Try it — List every line in this data where the string "Mackenas" occurs.

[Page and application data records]

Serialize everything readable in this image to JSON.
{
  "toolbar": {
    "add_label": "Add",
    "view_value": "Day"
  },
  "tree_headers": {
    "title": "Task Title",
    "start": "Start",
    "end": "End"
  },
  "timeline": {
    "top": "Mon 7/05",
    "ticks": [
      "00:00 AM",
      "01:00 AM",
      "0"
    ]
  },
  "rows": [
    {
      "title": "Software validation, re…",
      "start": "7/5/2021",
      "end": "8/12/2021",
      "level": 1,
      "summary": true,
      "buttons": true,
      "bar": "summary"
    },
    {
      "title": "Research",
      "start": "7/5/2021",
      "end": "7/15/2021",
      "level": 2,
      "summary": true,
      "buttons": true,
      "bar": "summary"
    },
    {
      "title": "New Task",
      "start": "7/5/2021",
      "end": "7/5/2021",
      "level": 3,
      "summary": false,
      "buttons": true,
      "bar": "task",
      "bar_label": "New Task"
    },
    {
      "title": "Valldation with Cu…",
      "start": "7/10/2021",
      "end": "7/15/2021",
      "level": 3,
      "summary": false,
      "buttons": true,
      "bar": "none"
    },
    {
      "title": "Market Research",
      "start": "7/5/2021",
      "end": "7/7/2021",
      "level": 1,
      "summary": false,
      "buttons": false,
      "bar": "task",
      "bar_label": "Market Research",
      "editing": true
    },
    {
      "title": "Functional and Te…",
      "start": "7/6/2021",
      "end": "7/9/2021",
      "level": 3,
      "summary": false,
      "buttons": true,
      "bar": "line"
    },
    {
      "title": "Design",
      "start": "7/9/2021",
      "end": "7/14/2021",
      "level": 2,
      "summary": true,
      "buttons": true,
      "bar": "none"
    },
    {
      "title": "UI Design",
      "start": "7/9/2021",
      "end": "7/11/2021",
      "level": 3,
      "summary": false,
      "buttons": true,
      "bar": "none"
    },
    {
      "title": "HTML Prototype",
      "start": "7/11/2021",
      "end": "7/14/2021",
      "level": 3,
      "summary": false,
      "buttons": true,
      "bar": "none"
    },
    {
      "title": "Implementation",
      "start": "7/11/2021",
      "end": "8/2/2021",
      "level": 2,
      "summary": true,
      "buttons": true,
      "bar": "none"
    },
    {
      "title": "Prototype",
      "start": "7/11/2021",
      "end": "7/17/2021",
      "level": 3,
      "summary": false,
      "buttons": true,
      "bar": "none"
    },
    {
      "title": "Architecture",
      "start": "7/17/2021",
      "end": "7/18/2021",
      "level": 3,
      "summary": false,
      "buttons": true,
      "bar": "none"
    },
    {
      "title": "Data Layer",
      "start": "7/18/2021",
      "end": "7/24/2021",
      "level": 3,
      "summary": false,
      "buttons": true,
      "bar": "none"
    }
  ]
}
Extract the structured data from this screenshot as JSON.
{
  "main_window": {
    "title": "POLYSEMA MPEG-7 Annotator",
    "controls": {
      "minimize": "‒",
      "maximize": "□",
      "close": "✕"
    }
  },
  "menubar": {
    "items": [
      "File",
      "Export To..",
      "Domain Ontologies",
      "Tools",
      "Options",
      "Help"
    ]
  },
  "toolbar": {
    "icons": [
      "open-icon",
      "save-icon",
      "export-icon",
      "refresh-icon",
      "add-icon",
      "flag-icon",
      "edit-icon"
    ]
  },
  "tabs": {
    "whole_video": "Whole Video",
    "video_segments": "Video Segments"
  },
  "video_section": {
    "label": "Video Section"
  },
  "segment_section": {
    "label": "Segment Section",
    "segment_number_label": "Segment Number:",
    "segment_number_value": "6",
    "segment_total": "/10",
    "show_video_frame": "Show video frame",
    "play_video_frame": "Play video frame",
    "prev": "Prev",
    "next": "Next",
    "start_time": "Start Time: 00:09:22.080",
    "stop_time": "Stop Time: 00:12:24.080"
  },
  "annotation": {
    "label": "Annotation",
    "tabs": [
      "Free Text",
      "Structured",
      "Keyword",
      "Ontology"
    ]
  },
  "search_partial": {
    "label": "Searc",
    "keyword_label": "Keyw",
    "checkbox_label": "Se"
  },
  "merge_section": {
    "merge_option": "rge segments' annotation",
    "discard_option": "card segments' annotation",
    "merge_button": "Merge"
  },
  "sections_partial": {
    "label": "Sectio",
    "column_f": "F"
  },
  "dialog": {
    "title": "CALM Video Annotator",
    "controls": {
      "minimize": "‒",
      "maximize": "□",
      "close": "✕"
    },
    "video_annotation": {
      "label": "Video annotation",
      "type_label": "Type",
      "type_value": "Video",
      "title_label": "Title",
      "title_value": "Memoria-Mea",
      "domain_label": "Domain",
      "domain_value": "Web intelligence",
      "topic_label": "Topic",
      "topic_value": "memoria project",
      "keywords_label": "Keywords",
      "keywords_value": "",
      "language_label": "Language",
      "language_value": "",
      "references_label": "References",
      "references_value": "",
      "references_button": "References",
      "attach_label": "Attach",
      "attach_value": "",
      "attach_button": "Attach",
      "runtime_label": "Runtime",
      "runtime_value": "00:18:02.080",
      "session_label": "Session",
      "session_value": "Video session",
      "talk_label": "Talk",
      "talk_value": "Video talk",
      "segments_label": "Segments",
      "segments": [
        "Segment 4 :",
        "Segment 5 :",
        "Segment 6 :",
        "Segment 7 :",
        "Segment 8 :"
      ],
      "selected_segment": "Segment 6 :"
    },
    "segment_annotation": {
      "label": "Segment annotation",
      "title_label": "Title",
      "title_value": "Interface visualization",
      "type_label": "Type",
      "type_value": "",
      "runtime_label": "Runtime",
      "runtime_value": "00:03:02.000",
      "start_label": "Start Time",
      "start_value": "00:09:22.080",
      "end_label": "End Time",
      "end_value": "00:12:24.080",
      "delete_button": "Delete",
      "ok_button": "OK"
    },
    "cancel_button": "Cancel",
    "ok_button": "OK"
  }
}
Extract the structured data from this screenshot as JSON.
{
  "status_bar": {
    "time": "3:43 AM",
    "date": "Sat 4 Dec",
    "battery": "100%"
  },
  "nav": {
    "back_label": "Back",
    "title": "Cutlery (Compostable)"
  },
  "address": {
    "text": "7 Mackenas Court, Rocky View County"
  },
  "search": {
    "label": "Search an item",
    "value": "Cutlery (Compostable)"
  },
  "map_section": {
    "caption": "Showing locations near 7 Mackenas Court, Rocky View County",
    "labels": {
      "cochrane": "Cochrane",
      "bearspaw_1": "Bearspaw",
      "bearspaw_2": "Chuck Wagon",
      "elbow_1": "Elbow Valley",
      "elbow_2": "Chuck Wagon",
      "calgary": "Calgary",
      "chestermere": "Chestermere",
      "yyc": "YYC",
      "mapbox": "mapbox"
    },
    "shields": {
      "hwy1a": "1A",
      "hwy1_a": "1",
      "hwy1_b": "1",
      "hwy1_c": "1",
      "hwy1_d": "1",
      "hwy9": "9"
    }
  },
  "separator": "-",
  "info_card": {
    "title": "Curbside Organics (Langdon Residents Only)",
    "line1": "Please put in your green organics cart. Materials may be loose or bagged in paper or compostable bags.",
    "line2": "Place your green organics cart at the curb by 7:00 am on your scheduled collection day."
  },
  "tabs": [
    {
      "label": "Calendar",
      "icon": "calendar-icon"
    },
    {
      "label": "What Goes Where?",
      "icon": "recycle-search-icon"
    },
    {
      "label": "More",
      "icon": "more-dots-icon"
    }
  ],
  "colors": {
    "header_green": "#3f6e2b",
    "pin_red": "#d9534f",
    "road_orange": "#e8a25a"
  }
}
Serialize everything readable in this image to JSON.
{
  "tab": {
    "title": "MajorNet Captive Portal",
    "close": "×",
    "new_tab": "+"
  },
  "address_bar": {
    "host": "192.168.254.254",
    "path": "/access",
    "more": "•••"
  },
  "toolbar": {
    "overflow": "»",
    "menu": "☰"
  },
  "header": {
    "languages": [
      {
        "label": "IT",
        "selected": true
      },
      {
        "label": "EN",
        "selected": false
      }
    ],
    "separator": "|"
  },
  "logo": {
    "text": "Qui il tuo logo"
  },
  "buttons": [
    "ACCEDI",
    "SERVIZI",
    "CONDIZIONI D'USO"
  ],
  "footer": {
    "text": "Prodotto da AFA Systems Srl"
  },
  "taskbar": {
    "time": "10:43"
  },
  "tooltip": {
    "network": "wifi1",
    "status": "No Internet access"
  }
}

Solution to the problem —
    "text": "7 Mackenas Court, Rocky View County"
    "caption": "Showing locations near 7 Mackenas Court, Rocky View County",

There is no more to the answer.